The White House on Thursday said officials were "deeply disappointed and concerned" by the conviction of Alexei Navalny, a top Russian opposition figure who was sentenced to a five-year jail term on Thursday.

White House press secretary Jay Carney said charges against Navalny were "politically motivated" and "the latest example of a disturbing trend of government actions aimed at suppressing dissent in civil society in Russia."

"The numerous procedural shortcomings in this case also reinforce our broader concerns about rule of law in Russia," Carney continued. "We urge Russia to allow for a fair and impartial appeal of the verdict."

The strong denunciation from the White House came amid discussions with Russian authorities over the return of Edward Snowden, the former Defense contractor who has been holed up at the Moscow airport since fleeing Hong Kong three weeks ago. American authorities have asked the Kremlin to turn over Snowden, who has admitted to leaking details about top-secret National Security Agency surveillance programs.

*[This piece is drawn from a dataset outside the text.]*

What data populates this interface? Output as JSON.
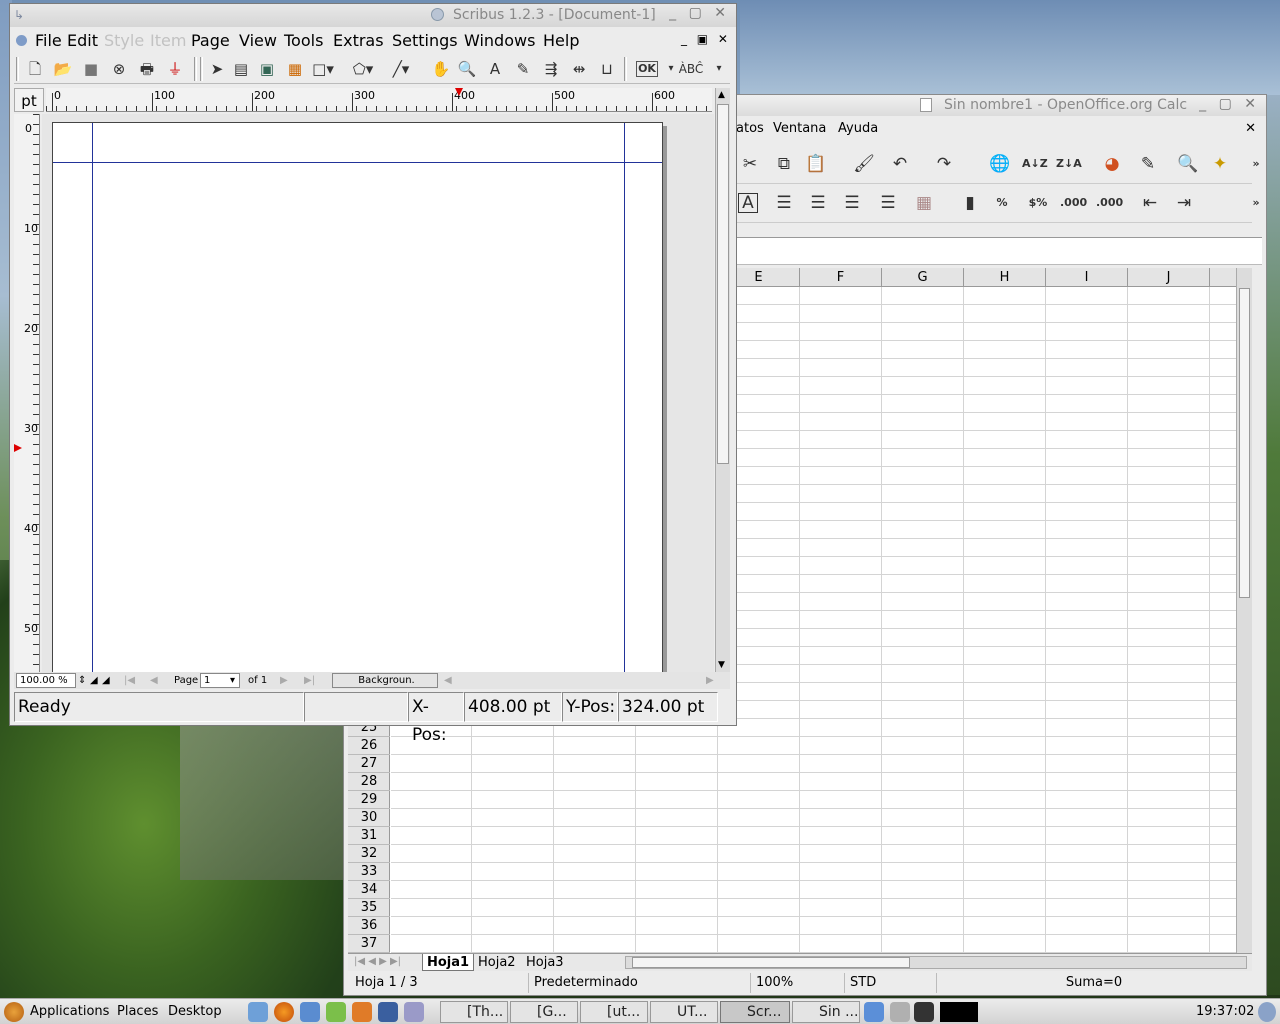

Putin and other Russian officials have painted Snowden as a human rights activist and are weighing his request for temporary asylum in Russia.

At the White House, Carney swiped at Russia's track record on civil liberties.

"We call on the Russian government to cease its campaign of pressure against individuals and groups seeking to expose corruption and to ensure the universal human rights and fundamental freedoms of all of its citizens, including the freedoms of speech and assembly are protected and respected," he said.

Navalny, a prominent Kremlin critic, was found guilty of embezzling $500,000 worth of timber from a state-owned company where he worked as an unpaid adviser.

He rose to prominence in Russia as a blogger, writing about corruption and frequently needling President Vladimir Putin.